References: Griffiths, David J. (2005), Introduction to Quantum Mechanics, 2nd Edition; Pearson Education – Problem 9.8.
We’ve seen that external radiation can stimulate the emission and absorption of photons by the electron in an atom. However, even without any external radiation, an electron in an excited state will spontaneously decay to a lower state. Although a proper theory of spontaenous emission requires quantum electrodynamics, in 1917 Einstein devised a simple argument that gave a formula for the spontaneous decay rate without using quantum electrodynamics (which didn’t exist then).
The idea is based on a counting argument. Suppose we have a collection of atoms in thermal equilibrium, which means that the populations of the various energy states are all constant. Restricting ourselves to a 2-state system, let be the number of atoms in the lower state and the number in the excited state. Then (because of thermal equilibrium), but the rate of change of must be due to stimulated absorption, stimulated emission and spontaneous emission. The sum of these three rates must therefore be zero. The rates of stimulated absorption and emission are each proportional to , the density of stimulating radiation at frequency , so let and be the constants of proportionality for these two rates (from our earlier analysis, we know that , but we’ll keep them separate for now), and let be the rate of spontaneous emission. Then
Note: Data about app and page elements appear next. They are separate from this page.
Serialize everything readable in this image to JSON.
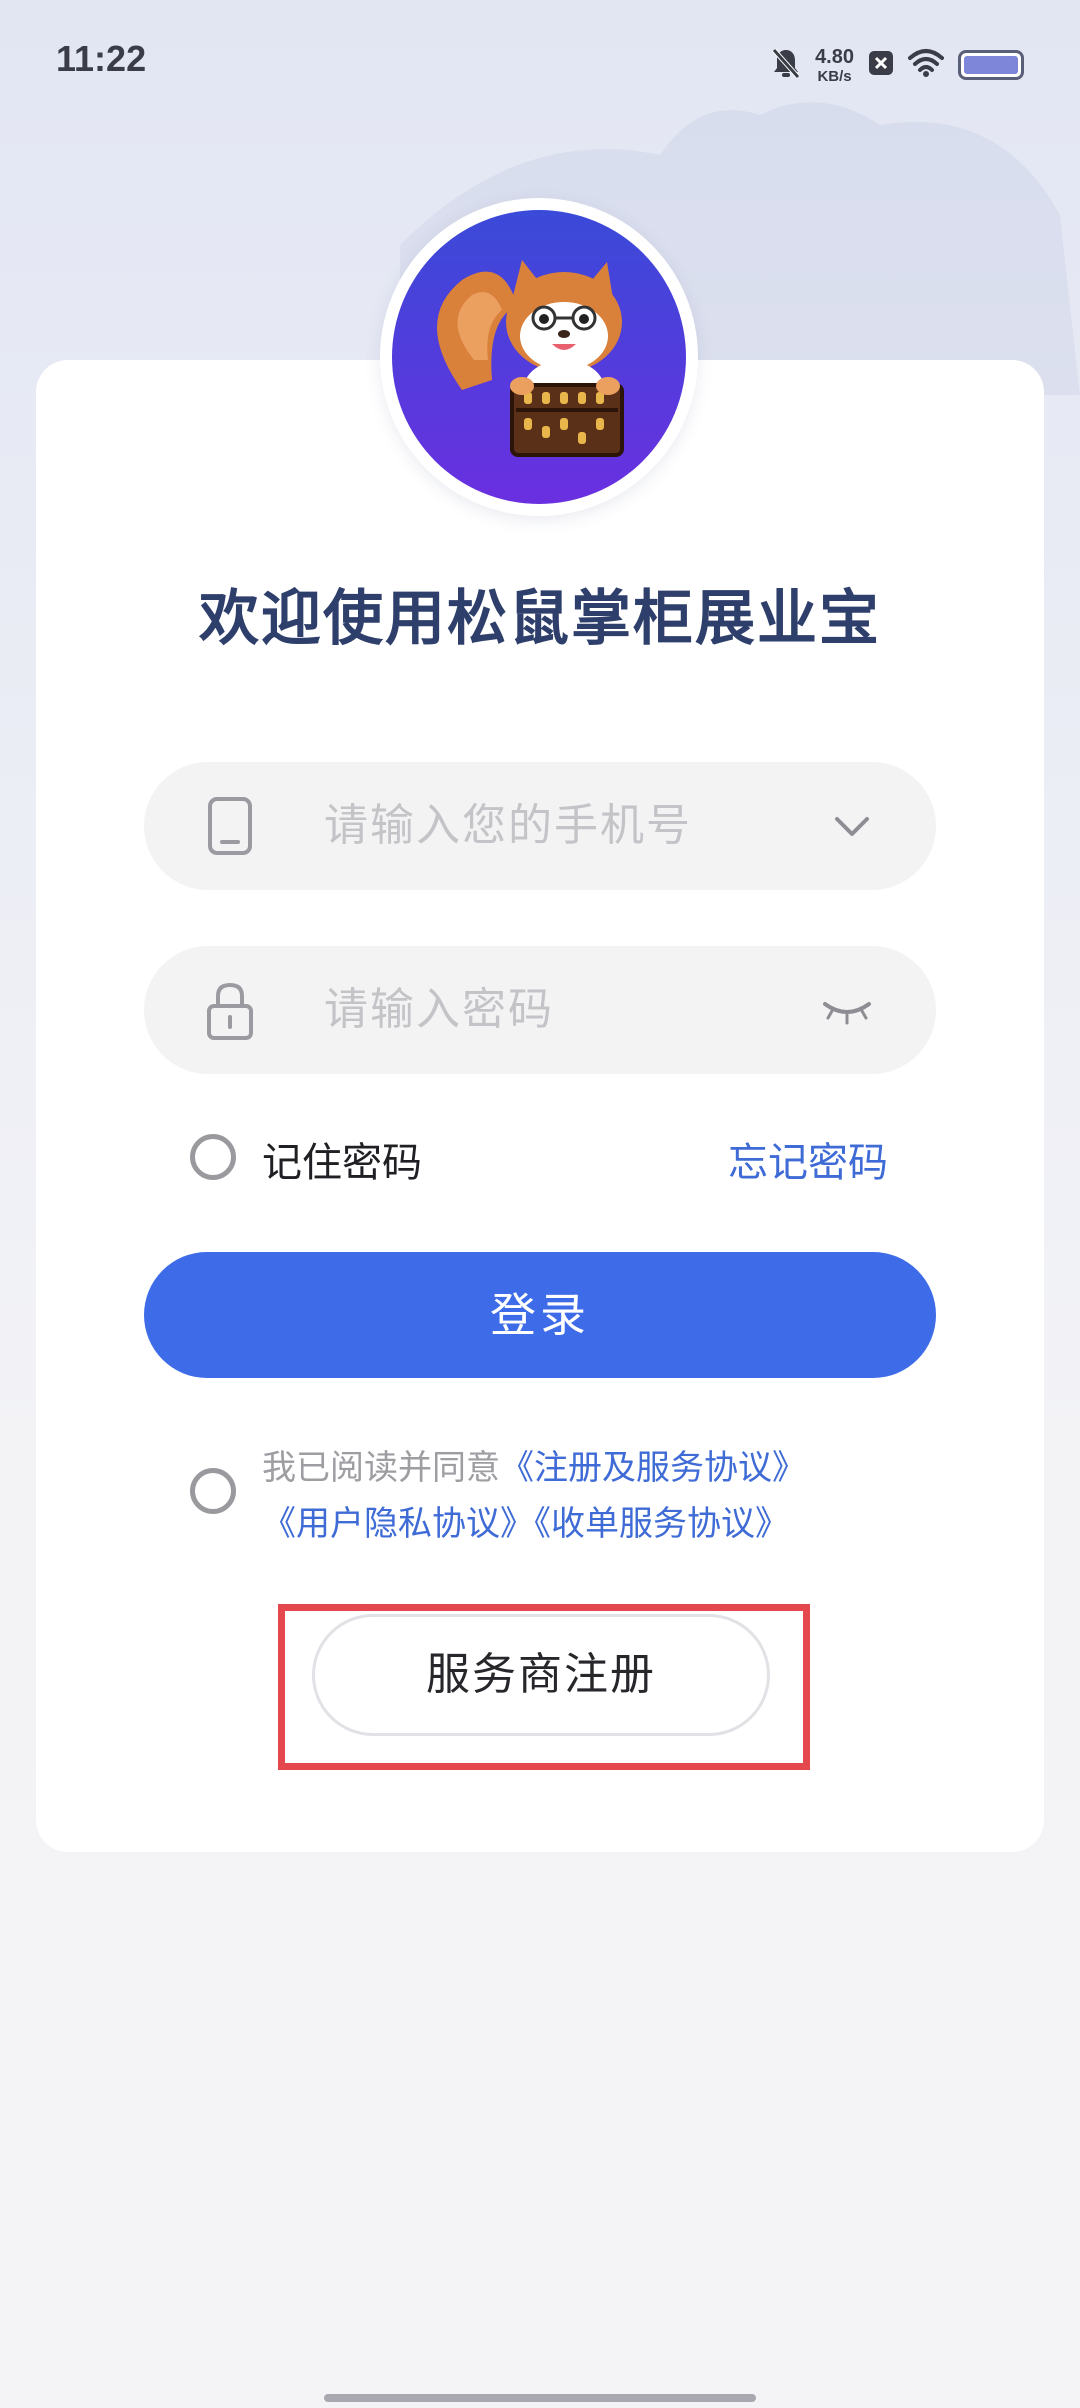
{
  "status_bar": {
    "time": "11:22",
    "net_speed_value": "4.80",
    "net_speed_unit": "KB/s",
    "icons": [
      "bell-muted-icon",
      "close-box-icon",
      "wifi-icon",
      "battery-icon"
    ]
  },
  "app": {
    "logo": "squirrel-abacus-mascot",
    "title": "欢迎使用松鼠掌柜展业宝"
  },
  "form": {
    "phone": {
      "placeholder": "请输入您的手机号",
      "lead_icon": "phone-icon",
      "trail_icon": "chevron-down-icon"
    },
    "password": {
      "placeholder": "请输入密码",
      "lead_icon": "lock-icon",
      "trail_icon": "eye-closed-icon"
    },
    "remember_label": "记住密码",
    "forgot_label": "忘记密码",
    "login_label": "登录"
  },
  "agreement": {
    "prefix": "我已阅读并同意",
    "links": [
      "《注册及服务协议》",
      "《用户隐私协议》",
      "《收单服务协议》"
    ]
  },
  "register_label": "服务商注册",
  "colors": {
    "primary": "#3e6ce8",
    "link": "#3f6bd6",
    "title": "#2e3f6b",
    "highlight": "#e5474f"
  }
}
One of the results from statistical mechanics is that, in thermal equilibrium, the number of particles with energy is proportional to the Boltzmann factor , where is the Boltzmann constant and is the absolute temperature. Therefore
Dividing 1 through by we get
However, we know from our study of bosons that the density of radiation is given by Planck’s formula:
Comparing these two formulas, we see that the condition is required if they are to be equal, and also that the rate of spontaneous emission must be proportional to :
For the lower frequency case, where we can approximate the electric field over the extent of the atom by a constant, we can follow a similar derivation to the one we did earlier (this derivation is done by Griffiths in his section 9.3) to find that, for radiation incident along the direction we get for the stimulated absorption/emission rate:
Griffiths also shows that if we average the radiation over all incident directions and all polarization directions we introduce a factor of into the rate, so we get
The coefficient is therefore
for general incoherent radiation (all directions and polarizations). The spontaneous emission rate is then
The ratio of spontaneous to stimulated emission is therefore
If the stimulating radiation comes from the thermal environment of the atom, then from 6 we get
At room temperature and with then for a frequency of we get
For frequencies much lower than this the exponential gets very close to 1, so the ratio gets very small indicating that stimulated emission dominates. For larger frequencies, spontaneous emission dominates. For visible light, the frequency is in the region of so spontaneous emission dominates.